Meanwhile, risankizumab has succeeded in four phase 3 psoriasis trials. In its most recently reported study, nearly half of patients achieved complete skin clearance, and 73% of patients achieved PASI 90, which represents a 90% improvement in a patient's baseline Psoriasis Area and Severity Index score. Management plans to file for risankizumab's approval by the end of the second quarter, and if it gets the green light for psoriasis and other indications, AbbVie thinks it can win be a $5-billion-per-year drug someday.

A woman in a research lab holds up a medicine capsule to inspect it.

Image source: Getty Images.

Risks remain, but there's opportunity, too

The Rova-T uncertainty makes AbbVie a riskier stock to buy today than it was last week. Management will unveil more comprehensive data from its Rova-T trial in June, and that data could offer more insight into whether or not it's game over for this drug. There's always the risk that the FDA will balk at approving elagolix, upadacitinib, and risankizumab. If those drugs get rejected, it would be an even bigger blow to the company's long-term plans.

Nevertheless, an argument can be made that a steep sell-off in AbbVie's shares following its Rova-T news is discounting a lot of these risks while also boosting AbbVie's attractiveness to income investors. A 12% slide in shares as of midday Thursday has increased its forward dividend yield to nearly 4%. Given AbbVie's still got a few years before Humira's competition emerges, it's got multiple shots on goal, and it's got plenty of cash flowing in from its current products, buying it on sale could be smart.

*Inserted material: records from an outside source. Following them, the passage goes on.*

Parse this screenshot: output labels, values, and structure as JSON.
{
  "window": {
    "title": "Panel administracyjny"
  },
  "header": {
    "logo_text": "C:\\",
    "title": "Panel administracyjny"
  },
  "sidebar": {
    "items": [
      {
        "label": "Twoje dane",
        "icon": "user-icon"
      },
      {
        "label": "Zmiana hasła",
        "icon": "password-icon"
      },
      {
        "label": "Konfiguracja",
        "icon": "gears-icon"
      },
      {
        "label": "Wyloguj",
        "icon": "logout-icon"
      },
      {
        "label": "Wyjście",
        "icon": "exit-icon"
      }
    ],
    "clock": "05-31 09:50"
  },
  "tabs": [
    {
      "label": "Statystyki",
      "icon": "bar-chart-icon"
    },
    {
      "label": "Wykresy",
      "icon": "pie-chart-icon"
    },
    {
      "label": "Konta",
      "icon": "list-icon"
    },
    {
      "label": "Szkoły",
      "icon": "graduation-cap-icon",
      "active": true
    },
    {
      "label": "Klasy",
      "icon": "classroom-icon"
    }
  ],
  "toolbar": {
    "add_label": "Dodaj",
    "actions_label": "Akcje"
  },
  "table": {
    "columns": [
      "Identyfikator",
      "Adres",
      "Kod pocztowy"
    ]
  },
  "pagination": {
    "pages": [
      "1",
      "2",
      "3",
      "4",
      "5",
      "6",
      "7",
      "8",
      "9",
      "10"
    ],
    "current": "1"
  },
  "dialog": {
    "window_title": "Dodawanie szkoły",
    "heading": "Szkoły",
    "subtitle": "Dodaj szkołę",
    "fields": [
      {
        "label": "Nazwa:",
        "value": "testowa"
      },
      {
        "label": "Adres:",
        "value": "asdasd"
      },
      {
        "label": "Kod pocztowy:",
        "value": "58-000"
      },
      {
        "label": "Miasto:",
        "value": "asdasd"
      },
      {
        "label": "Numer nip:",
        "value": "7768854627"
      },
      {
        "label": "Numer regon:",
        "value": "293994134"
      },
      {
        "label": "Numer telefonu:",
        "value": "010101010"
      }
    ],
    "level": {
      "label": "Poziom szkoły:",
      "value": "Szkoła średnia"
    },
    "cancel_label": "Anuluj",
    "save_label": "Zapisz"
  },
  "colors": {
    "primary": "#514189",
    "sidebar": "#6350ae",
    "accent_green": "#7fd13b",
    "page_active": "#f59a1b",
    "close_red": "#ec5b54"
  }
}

This article represents the opinion of the writer, who may disagree with the “official” recommendation position of a Motley Fool premium advisory service. We’re motley! Questioning an investing thesis -- even one of our own -- helps us all think critically about investing and make decisions that help us become smarter, happier, and richer.